● WORK TASK:
Read the data below line by line and state how many lines hold "false". Nothing else belongs in the answer.

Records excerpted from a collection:
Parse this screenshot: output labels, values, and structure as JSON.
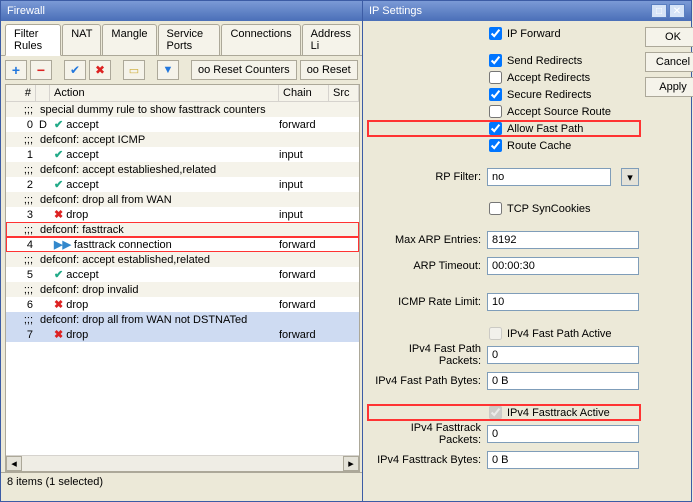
{
  "firewall": {
    "title": "Firewall",
    "tabs": [
      "Filter Rules",
      "NAT",
      "Mangle",
      "Service Ports",
      "Connections",
      "Address Li"
    ],
    "active_tab": 0,
    "toolbar": {
      "reset_counters": "Reset Counters",
      "reset": "Reset"
    },
    "columns": {
      "num": "#",
      "action": "Action",
      "chain": "Chain",
      "src": "Src"
    },
    "rows": [
      {
        "type": "comment",
        "text": "special dummy rule to show fasttrack counters"
      },
      {
        "type": "rule",
        "num": "0",
        "flag": "D",
        "icon": "accept",
        "action": "accept",
        "chain": "forward"
      },
      {
        "type": "comment",
        "text": "defconf: accept ICMP"
      },
      {
        "type": "rule",
        "num": "1",
        "flag": "",
        "icon": "accept",
        "action": "accept",
        "chain": "input"
      },
      {
        "type": "comment",
        "text": "defconf: accept establieshed,related"
      },
      {
        "type": "rule",
        "num": "2",
        "flag": "",
        "icon": "accept",
        "action": "accept",
        "chain": "input"
      },
      {
        "type": "comment",
        "text": "defconf: drop all from WAN"
      },
      {
        "type": "rule",
        "num": "3",
        "flag": "",
        "icon": "drop",
        "action": "drop",
        "chain": "input"
      },
      {
        "type": "comment",
        "text": "defconf: fasttrack",
        "hl": true
      },
      {
        "type": "rule",
        "num": "4",
        "flag": "",
        "icon": "ft",
        "action": "fasttrack connection",
        "chain": "forward",
        "hl": true
      },
      {
        "type": "comment",
        "text": "defconf: accept established,related"
      },
      {
        "type": "rule",
        "num": "5",
        "flag": "",
        "icon": "accept",
        "action": "accept",
        "chain": "forward"
      },
      {
        "type": "comment",
        "text": "defconf: drop invalid"
      },
      {
        "type": "rule",
        "num": "6",
        "flag": "",
        "icon": "drop",
        "action": "drop",
        "chain": "forward"
      },
      {
        "type": "comment",
        "text": "defconf:  drop all from WAN not DSTNATed",
        "sel": true
      },
      {
        "type": "rule",
        "num": "7",
        "flag": "",
        "icon": "drop",
        "action": "drop",
        "chain": "forward",
        "sel": true
      }
    ],
    "status": "8 items (1 selected)",
    "counter_prefix": "oo"
  },
  "ip": {
    "title": "IP Settings",
    "buttons": {
      "ok": "OK",
      "cancel": "Cancel",
      "apply": "Apply"
    },
    "check": {
      "ip_forward": "IP Forward",
      "send_redirects": "Send Redirects",
      "accept_redirects": "Accept Redirects",
      "secure_redirects": "Secure Redirects",
      "accept_source_route": "Accept Source Route",
      "allow_fast_path": "Allow Fast Path",
      "route_cache": "Route Cache",
      "tcp_syncookies": "TCP SynCookies",
      "ipv4_fast_path_active": "IPv4 Fast Path Active",
      "ipv4_fasttrack_active": "IPv4 Fasttrack Active"
    },
    "labels": {
      "rp_filter": "RP Filter:",
      "max_arp": "Max ARP Entries:",
      "arp_timeout": "ARP Timeout:",
      "icmp_rate": "ICMP Rate Limit:",
      "fp_packets": "IPv4 Fast Path Packets:",
      "fp_bytes": "IPv4 Fast Path Bytes:",
      "ft_packets": "IPv4 Fasttrack Packets:",
      "ft_bytes": "IPv4 Fasttrack Bytes:"
    },
    "values": {
      "rp_filter": "no",
      "max_arp": "8192",
      "arp_timeout": "00:00:30",
      "icmp_rate": "10",
      "fp_packets": "0",
      "fp_bytes": "0 B",
      "ft_packets": "0",
      "ft_bytes": "0 B"
    },
    "checked": {
      "ip_forward": true,
      "send_redirects": true,
      "accept_redirects": false,
      "secure_redirects": true,
      "accept_source_route": false,
      "allow_fast_path": true,
      "route_cache": true,
      "tcp_syncookies": false,
      "ipv4_fast_path_active": false,
      "ipv4_fasttrack_active": true
    }
  }
}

● RESPONSE:
4